There is a (purportedly true) story about twins who were put up for adoption and separated at birth in the 1940s. When they met for the first time at the age of thirty-nine, it turned out that both men had married twice – first to women named Linda, and then to women named Betty. Both had identically named childhood dogs. Their sons’ names were James Allen and James Alan. Both worked as sheriff’s deputies and had the same preferences for various products, right down to the car they drove.
That is how harmonized twins can be, down to the basic DNA level – true of human beings themselves and of their creation – digital twins. Asset systems, their constituent assets and components within assets are always evolving – changes driven by how the system and asset constituents react and respond to various triggers, whether age or operating condition related. Such changes have a direct bearing on process effectivity, and, therefore, an impact on overall operational and commercial performance of plants.

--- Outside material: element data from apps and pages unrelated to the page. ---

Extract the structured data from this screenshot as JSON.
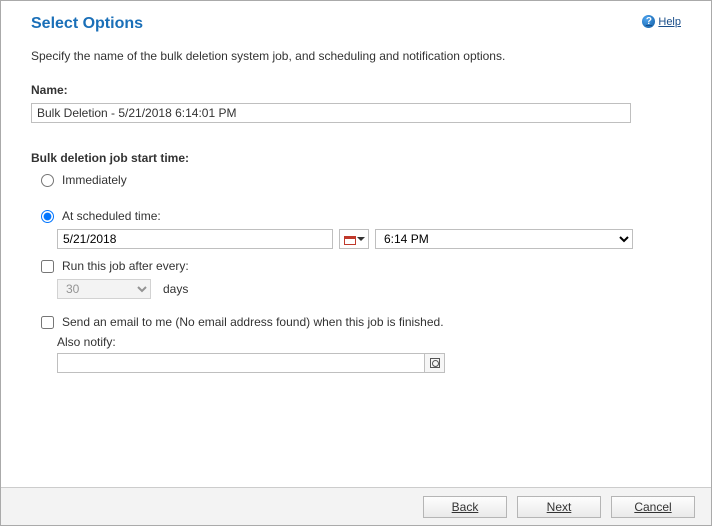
{
  "header": {
    "title": "Select Options",
    "help_label": "Help"
  },
  "description": "Specify the name of the bulk deletion system job, and scheduling and notification options.",
  "name_field": {
    "label": "Name:",
    "value": "Bulk Deletion - 5/21/2018 6:14:01 PM"
  },
  "start_time": {
    "section_label": "Bulk deletion job start time:",
    "immediately_label": "Immediately",
    "scheduled_label": "At scheduled time:",
    "selected": "scheduled",
    "date_value": "5/21/2018",
    "time_value": "6:14 PM"
  },
  "recurrence": {
    "label": "Run this job after every:",
    "value": "30",
    "suffix": "days"
  },
  "notify": {
    "email_label": "Send an email to me (No email address found) when this job is finished.",
    "also_label": "Also notify:",
    "lookup_value": ""
  },
  "footer": {
    "back": "Back",
    "next": "Next",
    "cancel": "Cancel"
  }
}
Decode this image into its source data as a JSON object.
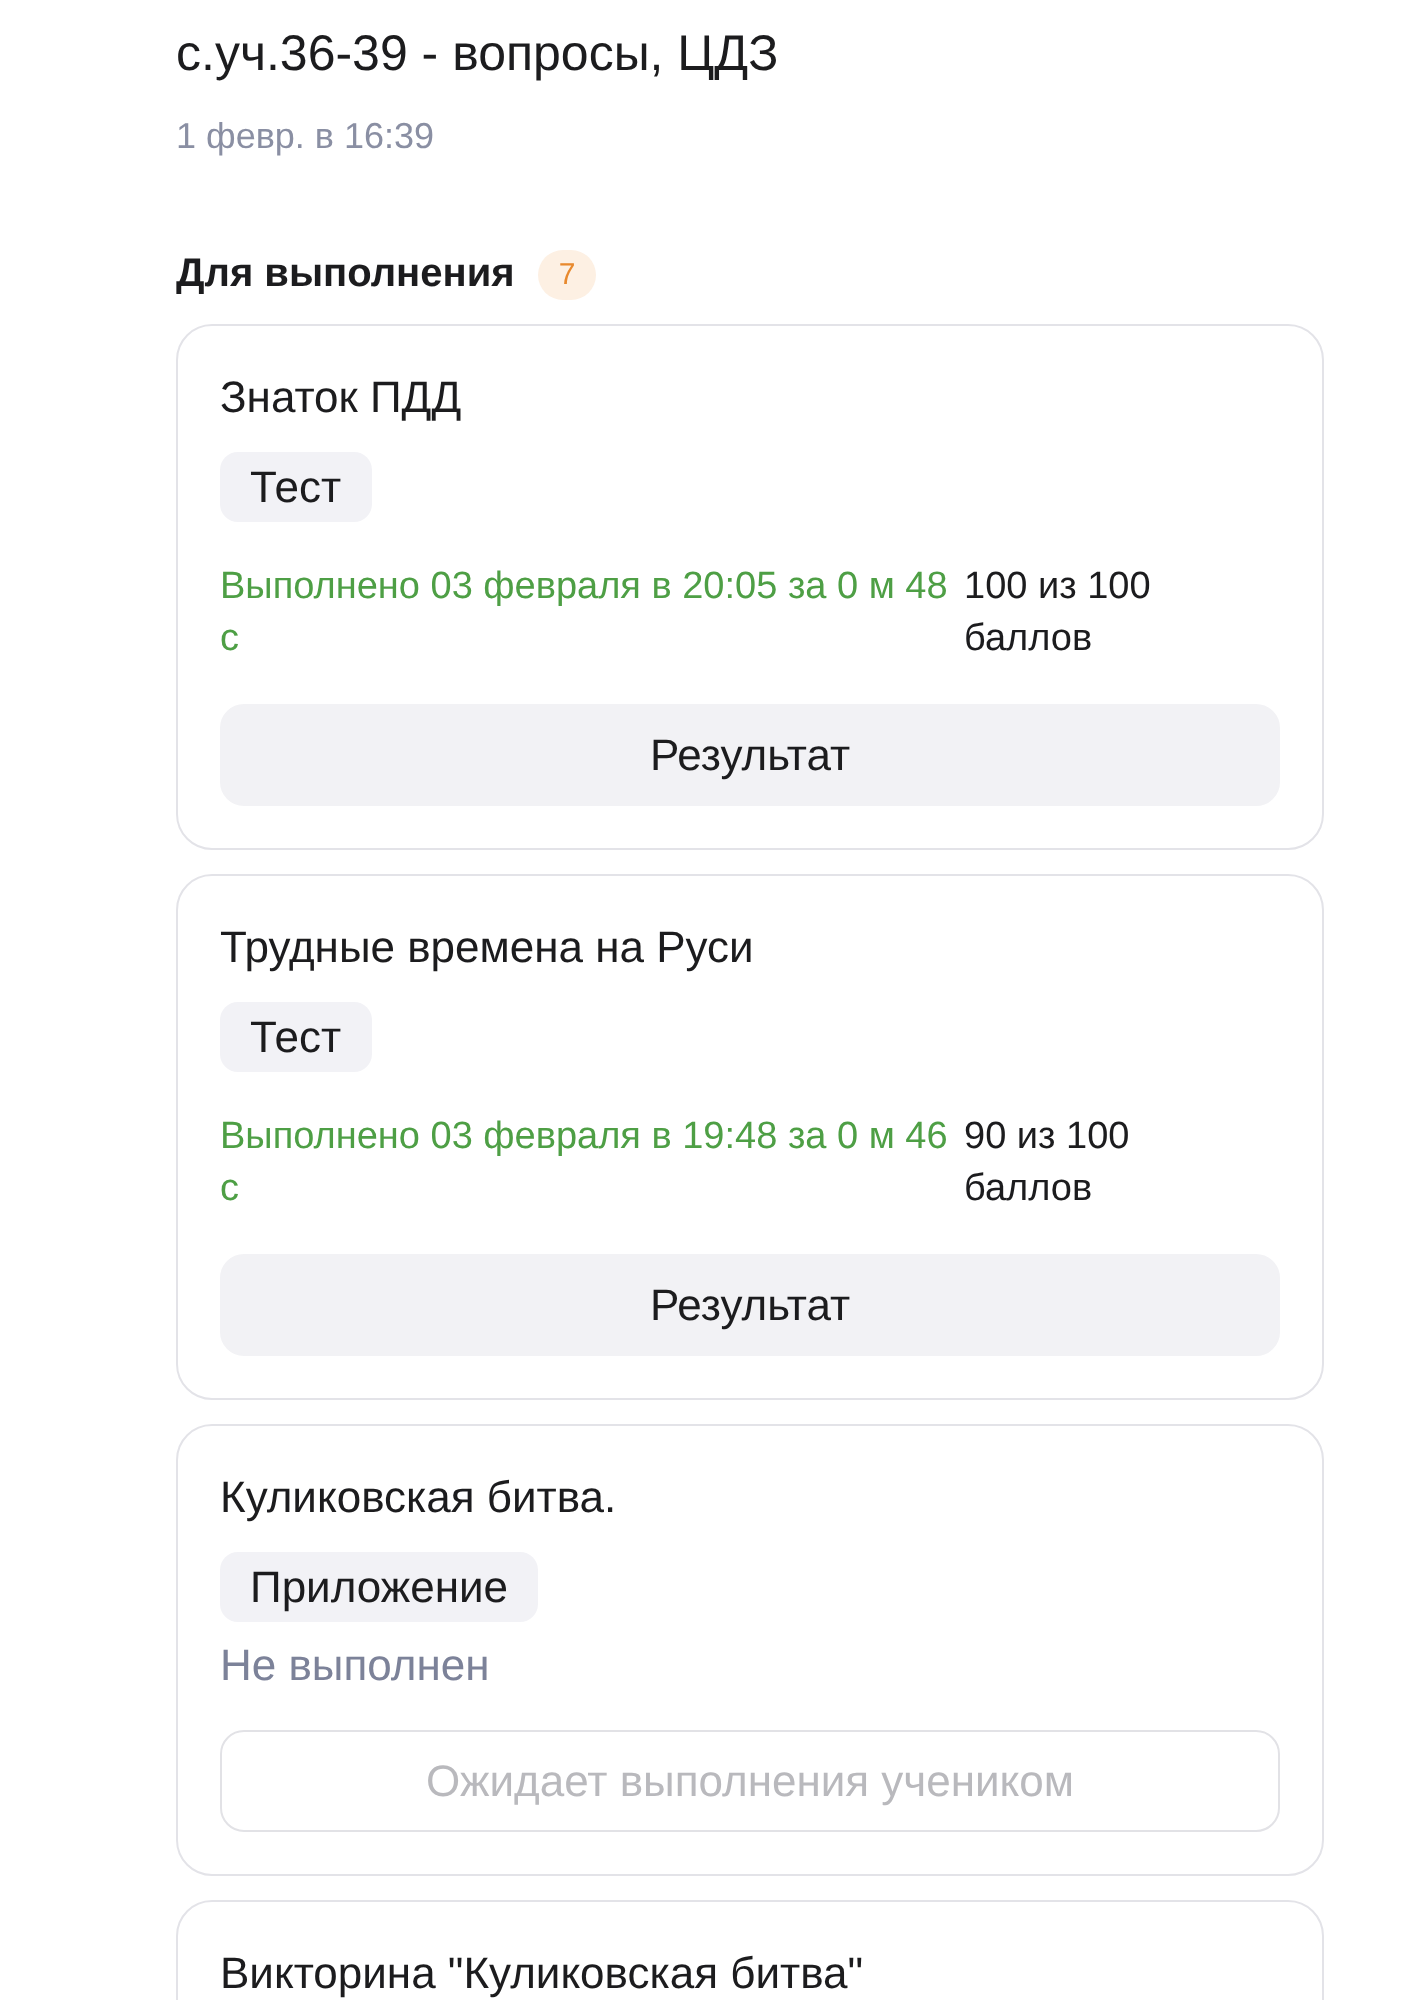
{
  "page": {
    "title": "с.уч.36-39 - вопросы, ЦДЗ",
    "date": "1 февр. в 16:39"
  },
  "section": {
    "title": "Для выполнения",
    "count": "7"
  },
  "tasks": [
    {
      "title": "Знаток ПДД",
      "tag": "Тест",
      "status": {
        "kind": "done",
        "text": "Выполнено 03 февраля в 20:05 за 0 м 48 с"
      },
      "score": "100 из 100 баллов",
      "action": {
        "label": "Результат",
        "disabled": false
      }
    },
    {
      "title": "Трудные времена на Руси",
      "tag": "Тест",
      "status": {
        "kind": "done",
        "text": "Выполнено 03 февраля в 19:48 за 0 м 46 с"
      },
      "score": "90 из 100 баллов",
      "action": {
        "label": "Результат",
        "disabled": false
      }
    },
    {
      "title": "Куликовская битва.",
      "tag": "Приложение",
      "status": {
        "kind": "not_done",
        "text": "Не выполнен"
      },
      "action": {
        "label": "Ожидает выполнения учеником",
        "disabled": true
      }
    },
    {
      "title": "Викторина \"Куликовская битва\""
    }
  ]
}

Many of these changes happen in a black box – invisible to plant owners and operatives, who continue to act on intuition or use traditional methods for asset maintenance and manufacturing operations management. Digital twins help demystify this black box by providing an essential replica of the physical asset, system or process in digital form
, enabling interventions by people at the plant before problem occurs. Digital twins help understand and assess impact of any intervention in digital form first, before making that intervention in the physical world; thus helping run process plants most optimally and achieve overall performance objectives